June 1, 2007
By Beverly Gossage
Missouri residents may soon have the chance to take control of their health insurance. Although the standard employer-based model for health insurance coverage leaves a remarkable number of people out, an overwhelmingly bipartisan bill recently passed by the Legislature, HB 818, would allow a flexible, portable system of insurance coverage that employees can depend on even in a turbulent economy where jobs are increasingly transitory. Scheduled to be signed by the governor this afternoon, the bill offers a common-sense approach to health care reform — not more government intervention and bureaucracy.
Most of the nation’s uninsured work for small companies, and only 42 percent of Missouri small businesses offer health insurance. Those who don’t provide plans to their employees have several reasons: the hassle of selecting a plan each year; employer contribution and employee participation requirements; lack of retention among employees; and the high cost of group premiums. These concerns are addressed by HB 818.
Shopping for an affordable health insurance plan to meet employees’ diverse needs is every employer’s nightmare. Under HB 818 the employee would become the consumer and the purchaser of insurance, selecting a personal plan from a marketplace of carriers and plan designs. Employers would merely contribute to their employees’ premiums.
Small group plans require 50 percent of the employees to participate and 50 percent of the premium be paid by the employer. Part-time employees are not counted in this participation requirement, and are frequently left without coverage. Since HB 818 gives employers the option of how much to contribute to the premium and does not regulate employee participation, employers would be more likely to assist with the cost of health premiums
Under the current employer-based health care system, a constantly transitional workforce poses two problems. It makes it difficult for small businesses to budget health insurance costs, because each new hire and termination affects the group dynamic.
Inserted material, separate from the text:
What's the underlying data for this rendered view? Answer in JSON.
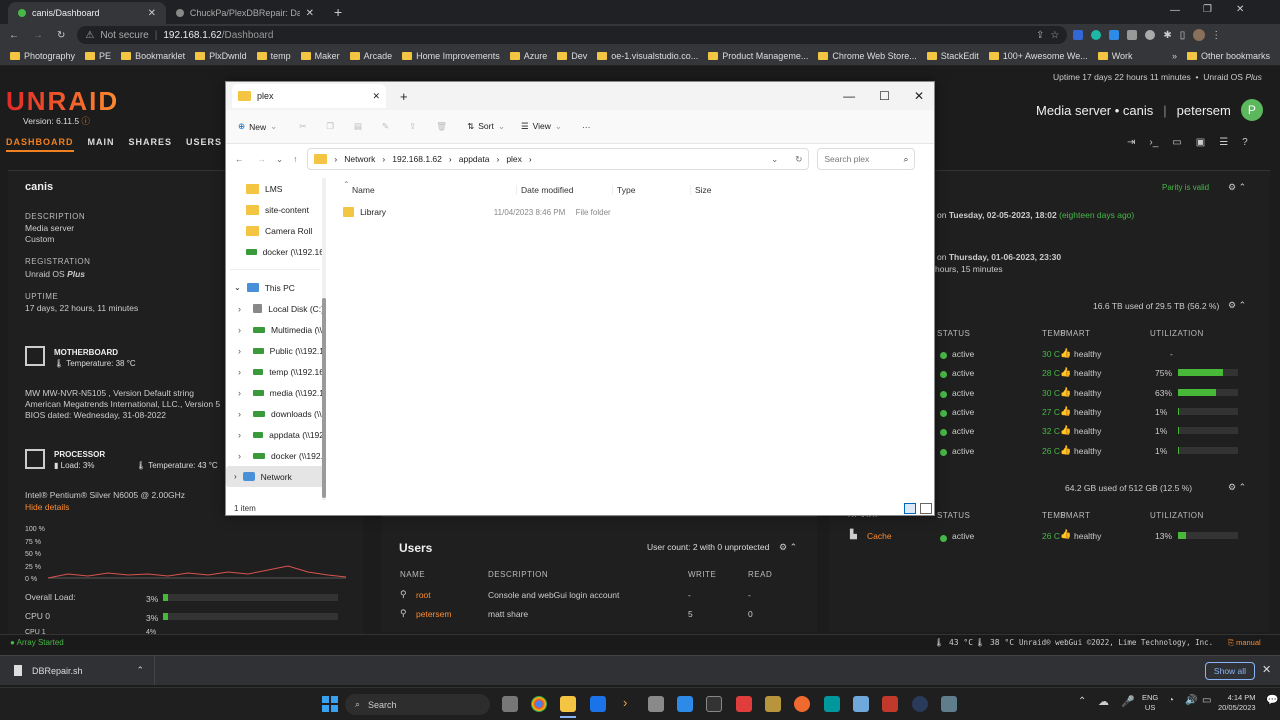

It also produces a high percentage of temporarily uninsured workers, who make up 45 percent of the uninsured. HB 818 would make it easier for employers to budget costs, and provides insurance portability for workers moving between jobs.
One-size-fits-all small group health plans are often more expensive than individual plans. For example, last year in Missouri the average small group premiums for single employee and family coverage were $292 and $765 respectively. By comparison, the average individual policy premiums for single and family were $192 and $332.
Recognizing the trend toward individual policies, carriers known for being large group providers have entered the individual market in recent years. Many already offer convenient “list bill” options, which permit employers to payroll-deduct for individual policies and pay one check for all the employees’ premiums.
Family discounts can be substantial if a family is on one plan, but some small group plans may splinter a family’s carriers. With HB 818, a family could have one employer-independent policy, and each spouse’s employer could contribute to the premium.
HB 818 would permit funneling individual premiums through the Cafeteria 125, which allows pretax contributions for both employers and employees, giving them both an incentive to contribute. This would equalize the tax discrimination that has favored those purchasing health insurance through group plans. HB 818 would also allow self-employed business owners a state tax credit for personal health premiums.
When given free choice, many consumers choose health savings accounts with a qualified health plan. The premiums are usually 35 percent to 40 percent lower than traditional plans, out-of-pocket expenses are pre-defined, employers and employees both reap tax advantages, and funds in these accounts grow with interest and may be used to pay health care expenses for the entire family. They can even be saved for retirement, if not used.
HB 818 also adds an HSA plan to the state risk pool and Missouri state employees’ health benefit package. This provides the popular tax-advantaged option for those who do not qualify for an individual plan from a private carrier, and for those who work for the state.
Individual policies can provide an incentive for healthier lifestyles. Because employees with these plans are not insulated from the true cost of their premiums, or the cost of care, they can see how unhealthy, sedentary choices can directly affect the cost of their premiums. This could well have the effect of promoting wellness and providing for more judicious utilization of insurance benefits.
This bill’s provisions allowing for small employer contributions to individual plans with pretax advantages can turn uninsured employees into insured consumers. This benefits all of Missouri.
Beverly Gossage is a consumer-based health care expert and research fellow with the Show-Me Institute, which sponsored Gossage’s March 5 presentation to the Missouri Legislature on HSAs and free-market approaches to health insurance reform. HB 818 incorporates many of the ideas Gossage presented.